• **Task goal**
Copy out precisely the line that holds "Serialize everything readable" and all the lines following it in the data, up to and including the last one, and no others.

═══ Source data ═══

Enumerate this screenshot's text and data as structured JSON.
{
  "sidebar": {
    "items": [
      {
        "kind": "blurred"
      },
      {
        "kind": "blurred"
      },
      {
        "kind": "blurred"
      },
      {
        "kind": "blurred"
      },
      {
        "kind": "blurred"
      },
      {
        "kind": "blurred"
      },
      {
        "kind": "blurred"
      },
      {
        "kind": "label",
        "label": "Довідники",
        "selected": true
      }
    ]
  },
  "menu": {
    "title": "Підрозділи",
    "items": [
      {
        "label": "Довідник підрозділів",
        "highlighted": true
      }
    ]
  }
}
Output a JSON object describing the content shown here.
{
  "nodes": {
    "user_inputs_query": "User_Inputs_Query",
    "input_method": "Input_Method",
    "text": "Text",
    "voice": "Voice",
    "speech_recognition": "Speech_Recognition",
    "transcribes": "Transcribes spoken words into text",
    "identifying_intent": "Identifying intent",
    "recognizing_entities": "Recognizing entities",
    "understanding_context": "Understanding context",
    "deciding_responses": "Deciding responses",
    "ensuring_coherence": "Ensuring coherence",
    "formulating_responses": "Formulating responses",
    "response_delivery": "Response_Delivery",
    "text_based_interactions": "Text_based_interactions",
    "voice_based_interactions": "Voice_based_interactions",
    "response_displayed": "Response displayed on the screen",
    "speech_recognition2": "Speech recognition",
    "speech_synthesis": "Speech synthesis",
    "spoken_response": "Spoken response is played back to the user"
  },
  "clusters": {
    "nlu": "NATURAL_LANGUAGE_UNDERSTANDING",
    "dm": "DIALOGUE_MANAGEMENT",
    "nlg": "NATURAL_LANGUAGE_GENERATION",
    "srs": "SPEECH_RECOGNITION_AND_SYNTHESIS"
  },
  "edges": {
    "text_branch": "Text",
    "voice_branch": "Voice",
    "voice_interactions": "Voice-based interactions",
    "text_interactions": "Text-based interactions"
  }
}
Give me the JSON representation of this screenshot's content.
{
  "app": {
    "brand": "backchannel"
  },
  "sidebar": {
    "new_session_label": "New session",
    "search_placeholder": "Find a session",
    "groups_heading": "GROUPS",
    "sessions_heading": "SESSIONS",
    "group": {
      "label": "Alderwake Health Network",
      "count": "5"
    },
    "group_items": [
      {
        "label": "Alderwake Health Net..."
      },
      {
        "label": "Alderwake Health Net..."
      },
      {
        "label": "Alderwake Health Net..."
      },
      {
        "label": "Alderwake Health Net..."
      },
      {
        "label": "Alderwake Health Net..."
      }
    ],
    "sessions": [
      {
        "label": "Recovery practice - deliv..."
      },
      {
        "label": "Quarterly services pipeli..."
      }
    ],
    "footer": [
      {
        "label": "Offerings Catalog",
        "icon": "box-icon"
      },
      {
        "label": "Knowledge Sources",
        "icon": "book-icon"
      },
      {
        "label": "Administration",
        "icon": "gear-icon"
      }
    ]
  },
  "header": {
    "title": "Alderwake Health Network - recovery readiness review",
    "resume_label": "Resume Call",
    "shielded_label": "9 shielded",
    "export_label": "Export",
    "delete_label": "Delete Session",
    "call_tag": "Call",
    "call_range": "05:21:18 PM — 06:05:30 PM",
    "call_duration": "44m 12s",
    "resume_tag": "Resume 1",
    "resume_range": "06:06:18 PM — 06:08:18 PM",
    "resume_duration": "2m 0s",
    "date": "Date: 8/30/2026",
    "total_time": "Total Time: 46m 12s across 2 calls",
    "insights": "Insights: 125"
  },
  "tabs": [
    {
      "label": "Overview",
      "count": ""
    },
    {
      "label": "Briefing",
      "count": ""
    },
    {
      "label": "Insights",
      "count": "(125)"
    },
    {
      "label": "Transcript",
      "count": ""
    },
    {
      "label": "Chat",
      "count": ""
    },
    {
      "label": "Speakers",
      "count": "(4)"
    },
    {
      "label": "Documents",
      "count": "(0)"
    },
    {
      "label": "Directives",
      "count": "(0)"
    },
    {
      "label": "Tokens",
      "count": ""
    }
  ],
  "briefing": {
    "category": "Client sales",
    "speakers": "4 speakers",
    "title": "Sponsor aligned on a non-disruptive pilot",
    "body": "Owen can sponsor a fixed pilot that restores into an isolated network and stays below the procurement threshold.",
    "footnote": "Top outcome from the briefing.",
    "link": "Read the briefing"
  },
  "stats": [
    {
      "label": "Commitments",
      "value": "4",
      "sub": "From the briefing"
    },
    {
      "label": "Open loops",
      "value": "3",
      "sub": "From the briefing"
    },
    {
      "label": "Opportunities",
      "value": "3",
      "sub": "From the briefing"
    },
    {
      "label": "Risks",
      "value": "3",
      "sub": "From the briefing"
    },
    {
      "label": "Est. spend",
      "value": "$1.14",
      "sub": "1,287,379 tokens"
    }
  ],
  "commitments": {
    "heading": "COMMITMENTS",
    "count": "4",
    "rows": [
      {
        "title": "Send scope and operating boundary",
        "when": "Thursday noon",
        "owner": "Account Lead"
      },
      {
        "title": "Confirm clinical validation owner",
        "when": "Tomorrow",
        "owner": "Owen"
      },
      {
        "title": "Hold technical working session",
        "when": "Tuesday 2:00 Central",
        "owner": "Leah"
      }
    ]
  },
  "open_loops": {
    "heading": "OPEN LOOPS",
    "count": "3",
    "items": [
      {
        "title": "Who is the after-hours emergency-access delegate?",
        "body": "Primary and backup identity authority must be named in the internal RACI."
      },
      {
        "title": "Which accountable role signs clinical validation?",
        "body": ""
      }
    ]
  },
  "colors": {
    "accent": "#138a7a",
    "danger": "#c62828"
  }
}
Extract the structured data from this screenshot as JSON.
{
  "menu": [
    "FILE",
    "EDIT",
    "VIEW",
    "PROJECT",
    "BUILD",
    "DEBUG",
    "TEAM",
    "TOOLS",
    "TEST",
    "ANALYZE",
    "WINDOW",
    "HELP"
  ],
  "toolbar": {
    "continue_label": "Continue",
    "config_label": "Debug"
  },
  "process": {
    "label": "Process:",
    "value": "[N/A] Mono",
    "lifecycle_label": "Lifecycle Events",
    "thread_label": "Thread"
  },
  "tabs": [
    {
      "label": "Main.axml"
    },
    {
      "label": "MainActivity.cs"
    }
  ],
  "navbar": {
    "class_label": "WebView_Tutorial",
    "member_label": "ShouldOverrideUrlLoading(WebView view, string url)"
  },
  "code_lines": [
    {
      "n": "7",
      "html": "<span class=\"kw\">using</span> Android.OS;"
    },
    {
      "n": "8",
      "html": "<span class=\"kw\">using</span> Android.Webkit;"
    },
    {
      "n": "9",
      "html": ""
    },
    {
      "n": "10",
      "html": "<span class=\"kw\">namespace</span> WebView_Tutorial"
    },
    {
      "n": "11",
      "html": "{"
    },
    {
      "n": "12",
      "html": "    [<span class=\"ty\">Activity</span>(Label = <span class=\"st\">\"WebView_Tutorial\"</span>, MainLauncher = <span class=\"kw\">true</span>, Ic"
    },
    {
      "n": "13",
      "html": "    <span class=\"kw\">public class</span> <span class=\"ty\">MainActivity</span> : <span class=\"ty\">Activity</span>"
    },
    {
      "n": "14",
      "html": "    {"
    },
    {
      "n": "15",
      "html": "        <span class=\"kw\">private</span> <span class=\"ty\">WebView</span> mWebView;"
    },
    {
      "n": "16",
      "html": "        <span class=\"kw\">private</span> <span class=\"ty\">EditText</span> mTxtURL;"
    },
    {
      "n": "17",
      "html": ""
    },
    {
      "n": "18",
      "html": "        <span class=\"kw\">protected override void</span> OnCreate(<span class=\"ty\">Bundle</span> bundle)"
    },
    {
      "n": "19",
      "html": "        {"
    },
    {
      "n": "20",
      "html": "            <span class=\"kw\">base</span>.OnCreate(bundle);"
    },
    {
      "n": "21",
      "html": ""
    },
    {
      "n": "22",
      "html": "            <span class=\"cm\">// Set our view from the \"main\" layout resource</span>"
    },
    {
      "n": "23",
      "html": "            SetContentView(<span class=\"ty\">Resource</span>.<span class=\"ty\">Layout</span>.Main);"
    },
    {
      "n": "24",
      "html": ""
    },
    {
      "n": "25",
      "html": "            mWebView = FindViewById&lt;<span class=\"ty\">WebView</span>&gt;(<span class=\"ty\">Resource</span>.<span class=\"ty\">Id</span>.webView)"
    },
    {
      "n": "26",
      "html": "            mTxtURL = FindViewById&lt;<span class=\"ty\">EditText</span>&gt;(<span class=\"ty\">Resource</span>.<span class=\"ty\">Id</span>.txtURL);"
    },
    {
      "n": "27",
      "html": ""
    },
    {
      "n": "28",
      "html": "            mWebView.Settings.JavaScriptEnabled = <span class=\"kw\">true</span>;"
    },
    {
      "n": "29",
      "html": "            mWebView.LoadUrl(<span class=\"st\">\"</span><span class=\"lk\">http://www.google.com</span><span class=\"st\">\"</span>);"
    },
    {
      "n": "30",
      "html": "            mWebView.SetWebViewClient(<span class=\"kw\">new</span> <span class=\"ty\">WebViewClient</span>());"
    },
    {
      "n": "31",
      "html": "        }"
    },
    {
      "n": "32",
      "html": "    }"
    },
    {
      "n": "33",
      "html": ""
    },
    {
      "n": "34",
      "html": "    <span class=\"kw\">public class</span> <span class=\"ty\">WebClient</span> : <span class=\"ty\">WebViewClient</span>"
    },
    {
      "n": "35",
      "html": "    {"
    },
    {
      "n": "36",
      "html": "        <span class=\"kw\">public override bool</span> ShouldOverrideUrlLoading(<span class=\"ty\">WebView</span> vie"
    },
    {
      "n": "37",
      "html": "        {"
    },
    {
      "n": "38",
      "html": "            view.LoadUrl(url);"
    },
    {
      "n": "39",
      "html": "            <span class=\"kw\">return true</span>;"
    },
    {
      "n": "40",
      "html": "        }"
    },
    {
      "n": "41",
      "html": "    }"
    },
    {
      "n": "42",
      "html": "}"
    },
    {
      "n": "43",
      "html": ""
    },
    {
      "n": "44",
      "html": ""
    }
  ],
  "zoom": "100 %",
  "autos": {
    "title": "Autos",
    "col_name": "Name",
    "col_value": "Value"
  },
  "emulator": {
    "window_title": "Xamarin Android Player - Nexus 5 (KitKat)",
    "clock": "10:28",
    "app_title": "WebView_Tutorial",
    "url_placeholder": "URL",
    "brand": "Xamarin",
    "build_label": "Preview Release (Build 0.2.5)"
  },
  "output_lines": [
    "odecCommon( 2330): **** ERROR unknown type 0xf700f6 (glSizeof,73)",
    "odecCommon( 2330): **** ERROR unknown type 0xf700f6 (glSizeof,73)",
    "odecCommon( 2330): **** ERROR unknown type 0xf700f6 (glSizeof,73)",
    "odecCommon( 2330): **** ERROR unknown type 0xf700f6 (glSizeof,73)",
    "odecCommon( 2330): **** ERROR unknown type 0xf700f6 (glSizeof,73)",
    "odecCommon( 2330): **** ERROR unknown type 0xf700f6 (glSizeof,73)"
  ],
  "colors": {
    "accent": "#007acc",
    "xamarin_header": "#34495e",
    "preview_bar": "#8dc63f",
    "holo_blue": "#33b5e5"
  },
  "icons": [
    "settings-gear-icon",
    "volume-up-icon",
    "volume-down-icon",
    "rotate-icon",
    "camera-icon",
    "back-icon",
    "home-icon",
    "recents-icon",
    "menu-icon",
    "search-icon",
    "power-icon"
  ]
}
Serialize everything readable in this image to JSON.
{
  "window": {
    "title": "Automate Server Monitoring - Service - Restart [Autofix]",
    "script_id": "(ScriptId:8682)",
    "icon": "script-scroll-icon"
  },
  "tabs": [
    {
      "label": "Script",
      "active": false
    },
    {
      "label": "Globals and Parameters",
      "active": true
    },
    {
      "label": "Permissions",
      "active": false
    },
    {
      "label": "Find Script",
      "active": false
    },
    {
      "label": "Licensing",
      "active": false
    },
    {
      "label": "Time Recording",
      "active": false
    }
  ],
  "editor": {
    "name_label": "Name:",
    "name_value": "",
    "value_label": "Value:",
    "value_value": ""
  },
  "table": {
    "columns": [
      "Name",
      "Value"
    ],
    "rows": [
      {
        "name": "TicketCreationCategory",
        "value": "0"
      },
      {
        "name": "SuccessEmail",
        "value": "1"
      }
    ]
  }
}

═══

• **Response**
Serialize everything readable in this image to JSON.
{
  "window": {
    "title": "Automate Server Monitoring - Service - Restart [Autofix]",
    "script_id": "(ScriptId:8682)",
    "icon": "script-scroll-icon"
  },
  "tabs": [
    {
      "label": "Script",
      "active": false
    },
    {
      "label": "Globals and Parameters",
      "active": true
    },
    {
      "label": "Permissions",
      "active": false
    },
    {
      "label": "Find Script",
      "active": false
    },
    {
      "label": "Licensing",
      "active": false
    },
    {
      "label": "Time Recording",
      "active": false
    }
  ],
  "editor": {
    "name_label": "Name:",
    "name_value": "",
    "value_label": "Value:",
    "value_value": ""
  },
  "table": {
    "columns": [
      "Name",
      "Value"
    ],
    "rows": [
      {
        "name": "TicketCreationCategory",
        "value": "0"
      },
      {
        "name": "SuccessEmail",
        "value": "1"
      }
    ]
  }
}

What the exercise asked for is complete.